Principal Investigator 

The Principal Investigator (PI) is the director of the lab, which means she is in charge of the long-term vision of the lab. She oversees studies, advises and trains students, and is ultimately responsible for standing behind the science that the lab does. The PI is expected to:

  • meet regularly with senior lab members (postdocs, graduate students, lab managers, and thesis students)

  • work to secure funding for the lab and provide lab resources

  • advise, train, and oversee all aspects of study design, data analysis, and interpretation

  • provide critical edits, revisions, and feedback on writing

  • lead lab meetings

  • assist senior lab members with attaining their professional goals

Lab Manager

The Lab Manager is in charge of the logistics of running the lab, which means she is in charge of daily operations. S/he makes critical decisions about day-to-day lab operations, including:

  • hiring and training research assistants

  • supervising undergraduates in their daily tasks

  • conducting administrative duties (e.g., working with the IRB; ordering equipment)

  • ensuring that studies and data are collected properly

  • running research projects

  • setting lab policies and ensuring research is running smoothly

  • attending and occasionally leading administrative lab meetings

Graduate Students and Postdoctoral Researchers

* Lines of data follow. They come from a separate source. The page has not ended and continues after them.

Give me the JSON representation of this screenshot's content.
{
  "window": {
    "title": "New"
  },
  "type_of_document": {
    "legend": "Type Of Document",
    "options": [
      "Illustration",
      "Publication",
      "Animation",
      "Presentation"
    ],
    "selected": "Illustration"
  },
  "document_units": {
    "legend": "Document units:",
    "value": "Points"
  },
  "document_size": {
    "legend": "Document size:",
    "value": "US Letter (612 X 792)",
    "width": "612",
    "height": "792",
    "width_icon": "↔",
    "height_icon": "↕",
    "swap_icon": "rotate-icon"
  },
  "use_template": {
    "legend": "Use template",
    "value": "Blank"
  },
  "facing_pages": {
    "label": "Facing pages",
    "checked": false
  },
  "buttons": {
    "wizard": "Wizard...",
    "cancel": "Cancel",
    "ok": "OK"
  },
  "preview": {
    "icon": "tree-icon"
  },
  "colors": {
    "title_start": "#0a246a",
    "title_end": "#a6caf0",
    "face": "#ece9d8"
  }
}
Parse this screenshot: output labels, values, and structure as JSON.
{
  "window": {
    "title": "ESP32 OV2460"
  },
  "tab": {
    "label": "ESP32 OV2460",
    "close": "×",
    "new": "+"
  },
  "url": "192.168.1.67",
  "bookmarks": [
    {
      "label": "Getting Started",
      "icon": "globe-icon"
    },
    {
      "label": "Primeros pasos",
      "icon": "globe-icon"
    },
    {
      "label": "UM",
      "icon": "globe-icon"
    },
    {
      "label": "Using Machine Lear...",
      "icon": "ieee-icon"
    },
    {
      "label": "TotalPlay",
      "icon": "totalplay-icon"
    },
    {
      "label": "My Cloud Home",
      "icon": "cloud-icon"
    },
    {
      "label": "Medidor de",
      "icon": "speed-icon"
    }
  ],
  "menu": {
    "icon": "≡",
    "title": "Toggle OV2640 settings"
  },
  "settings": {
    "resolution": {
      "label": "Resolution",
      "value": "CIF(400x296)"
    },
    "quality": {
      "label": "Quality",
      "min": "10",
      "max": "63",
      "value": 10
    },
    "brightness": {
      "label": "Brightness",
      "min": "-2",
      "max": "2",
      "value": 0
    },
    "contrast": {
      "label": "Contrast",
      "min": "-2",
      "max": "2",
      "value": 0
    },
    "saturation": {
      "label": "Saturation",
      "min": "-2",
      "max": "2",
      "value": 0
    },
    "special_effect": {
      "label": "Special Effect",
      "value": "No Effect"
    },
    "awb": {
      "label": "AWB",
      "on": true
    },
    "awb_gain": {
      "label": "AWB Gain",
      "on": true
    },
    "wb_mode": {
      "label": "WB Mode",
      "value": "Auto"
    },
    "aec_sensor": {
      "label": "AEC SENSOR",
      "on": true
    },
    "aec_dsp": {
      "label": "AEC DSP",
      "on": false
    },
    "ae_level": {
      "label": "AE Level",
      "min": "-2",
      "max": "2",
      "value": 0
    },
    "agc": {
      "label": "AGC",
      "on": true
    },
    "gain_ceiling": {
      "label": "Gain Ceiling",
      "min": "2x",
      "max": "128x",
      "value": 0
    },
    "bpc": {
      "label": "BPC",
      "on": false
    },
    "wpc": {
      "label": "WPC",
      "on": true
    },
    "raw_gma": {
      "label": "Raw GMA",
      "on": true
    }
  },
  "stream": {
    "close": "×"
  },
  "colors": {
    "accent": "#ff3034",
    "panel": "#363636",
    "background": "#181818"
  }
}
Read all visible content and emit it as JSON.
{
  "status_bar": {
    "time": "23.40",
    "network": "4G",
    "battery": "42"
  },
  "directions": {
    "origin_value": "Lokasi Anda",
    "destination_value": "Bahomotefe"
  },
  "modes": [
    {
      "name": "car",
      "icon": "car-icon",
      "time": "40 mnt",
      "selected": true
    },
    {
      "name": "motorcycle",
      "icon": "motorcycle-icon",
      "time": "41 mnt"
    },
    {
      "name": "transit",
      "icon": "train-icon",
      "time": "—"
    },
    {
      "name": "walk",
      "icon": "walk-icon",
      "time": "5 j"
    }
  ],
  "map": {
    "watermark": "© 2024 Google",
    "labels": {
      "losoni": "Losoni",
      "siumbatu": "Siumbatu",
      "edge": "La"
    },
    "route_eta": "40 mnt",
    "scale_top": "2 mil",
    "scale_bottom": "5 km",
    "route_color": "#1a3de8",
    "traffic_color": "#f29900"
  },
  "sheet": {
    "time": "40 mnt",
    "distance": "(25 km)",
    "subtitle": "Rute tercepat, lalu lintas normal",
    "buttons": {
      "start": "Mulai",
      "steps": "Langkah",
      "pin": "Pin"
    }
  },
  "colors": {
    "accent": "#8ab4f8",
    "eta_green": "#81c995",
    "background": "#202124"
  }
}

Graduate students and postdoctoral researchers are senior lab members that are receiving training on conducting research professionally. Their primary task is to run and carry out original research in the lab. They are responsible for:

  • taking the lead on study design and data analysis

  • learning how to conduct research, write grants, and present findings at conferences

  • training and mentoring research assistants

  • attending lab meetings

  • presenting their work at professional conferences

  • first-authoring projects that they run

Research Assistants

Research assistants are primarily undergraduate students (though they may be high school students or post-bachelor's). They are responsible for assisting with research tasks that include:

  • collecting data

  • recruiting participants and research sites

  • creating study stimuli

  • learning about research in cognitive development

Authorship Expectations

Once projects are completed, we write these studies up for publication. During the course of the study, we may also present the work at conferences. Authors listed on the projects are individuals that have significantly contributed to the design, data analysis, or write-up of the projects. These are the general expectations for authorship:

  • First Authors: First authors should plan to design the study, oversee data collection and coding, manage the data, conduct the analyses, write up the first version of the manuscript, and generally see it through to completion.

  • Middle Authors:  Middle authors are generally not involved in study design but contribute to the project in another meaningful way: usually by conducting data analyses or contributing to the write up of the manuscript.

  • Last Authors: The last author is usually the senior person who oversees the project and whose lab the project is based out of. Last authors should oversee all aspects of the project and be responsible for training the junior first authors study design, data analysis, and manuscript write-up. Occasionally, last authors are collaborators that have contributed to some part of the study design or analyses.

Expectations of all authors and lab members:

  • All authors should be able to articulate the study's methods and results

  • All authors should be comfortable discussing, presenting, and defending the work to other scientists and the public

  • All authors should be able to clearly articulate their role in the project

  • Discuss authorship early and don't be afraid to bring it up

  • Unless discussed otherwise, these are the general assumptions/guidelines for authorship in this lab:

    • Graduate students and postdocs​ should expect to be first authors on projects they are leading

    • Lab managers and other paid research staff should expect to be middle authors on projects to which they have contributed significantly (through study design, data analysis, or manuscript write-up)

    • The PI is typically last author on projects that are based out of her lab

    • When undergraduates have significantly contributed to projects through study design, analysis, or write-up, they may be co-authors on projects, though this is not the norm.